When I was first offered a blog ghostwriting gig by Jim, a director of something-or-other for a tech company, it would’ve been putting it nicely to say I was underwhelmed. Via LinkedIn message, I was offered the chance to connect about a writing assignment. The lead seemed so low qualified that it was not until Jim messaged me again that I replied with (admittedly faked) interest.
Defining myself as a specialist writer, I refused to take on work other than criticism for the simple reason that I saw diversity as a threat to my status as a professional. I saw extra work as a crack in my armour, and feared that others within my industry would see me as less of a critic for each step I took towards becoming a jack of all trades writer.
How 4 simple words from Angela Hoy at WritersWeekly cured 10 years of writer’s block.
Since I was a young girl, I knew writing was my strength and one thing at which I truly excelled.
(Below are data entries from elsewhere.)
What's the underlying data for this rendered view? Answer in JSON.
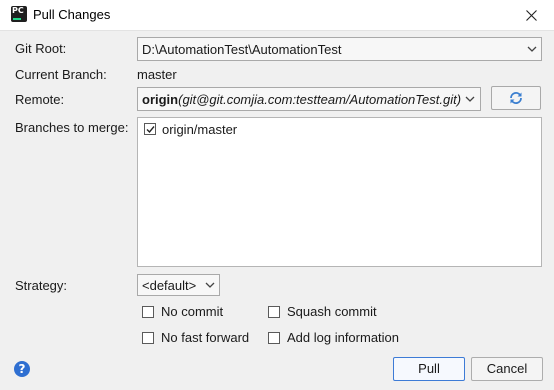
{
  "window": {
    "title": "Pull Changes",
    "icon": "pycharm-app-icon"
  },
  "git_root": {
    "label": "Git Root:",
    "value": "D:\\AutomationTest\\AutomationTest"
  },
  "current_branch": {
    "label": "Current Branch:",
    "value": "master"
  },
  "remote": {
    "label": "Remote:",
    "name": "origin",
    "url": "(git@git.comjia.com:testteam/AutomationTest.git)"
  },
  "branches": {
    "label": "Branches to merge:",
    "items": [
      {
        "name": "origin/master",
        "checked": true
      }
    ]
  },
  "strategy": {
    "label": "Strategy:",
    "value": "<default>"
  },
  "options": {
    "no_commit": "No commit",
    "squash_commit": "Squash commit",
    "no_fast_forward": "No fast forward",
    "add_log": "Add log information"
  },
  "buttons": {
    "pull": "Pull",
    "cancel": "Cancel",
    "help": "?"
  },
  "colors": {
    "accent": "#3d7bd6",
    "help_icon": "#2f6fd1",
    "refresh_icon": "#3b7fd0"
  }
}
However, a lack of knowledge of the realm of possibilities for a writer in today’s world as well as some tumultuous teenage years and beyond threw me off of any solid path in that direction.
I didn’t plan on becoming a writer. In fact, I had completely given up on the idea before it could even become a reality. At age 22, I was a single mother, attending college full-time, working 2 jobs, and determined to be successful.
About three years ago, at age 45, I was sitting in my pajamas, eating breakfast, pondering how to change careers, when I asked myself – what do I really enjoy? The answer came back – you like reading and you like movies! What freelance career could I spin my hobbies into? Here’s what I did: […]
If you have teaching credentials, or years in the classroom, use these skills to write for academic publishers. Classic textbooks are revised periodically, and published year after year. In many cases, the professor does little writing, while farming out the actual writing to others. The big three textbook publishers – McGraw-Hill Education, Pearson Education, and […]
I am SO fed up! And, I fully expect this article to get slammed by the faint of heart, the political correctness police, and anybody else who can’t accept a good, honest rant!
My fingers trembled as I hammered out a first-person story on a manual typewriter at my kitchen table one sleepless night in 1984. The resulting tear-stained account of my toddler’s burn ordeal sat in a drawer for months until it dawned on me that sharing our family’s heartache might prevent a similar tragedy from befalling […]
When I was fourteen, I determined I wanted to grow up and write for a living. School counselors laughed so, as a high school senior, I enrolled at Arizona State University majoring in aeronautical engineering. I dropped out of school, went back several times, and after a series of jobs and ìcareersî that resulted in an extensive collection of hairnets and nametags, I finally got serious about being a writer, and figured out the first obstacle to working at home full time: Money.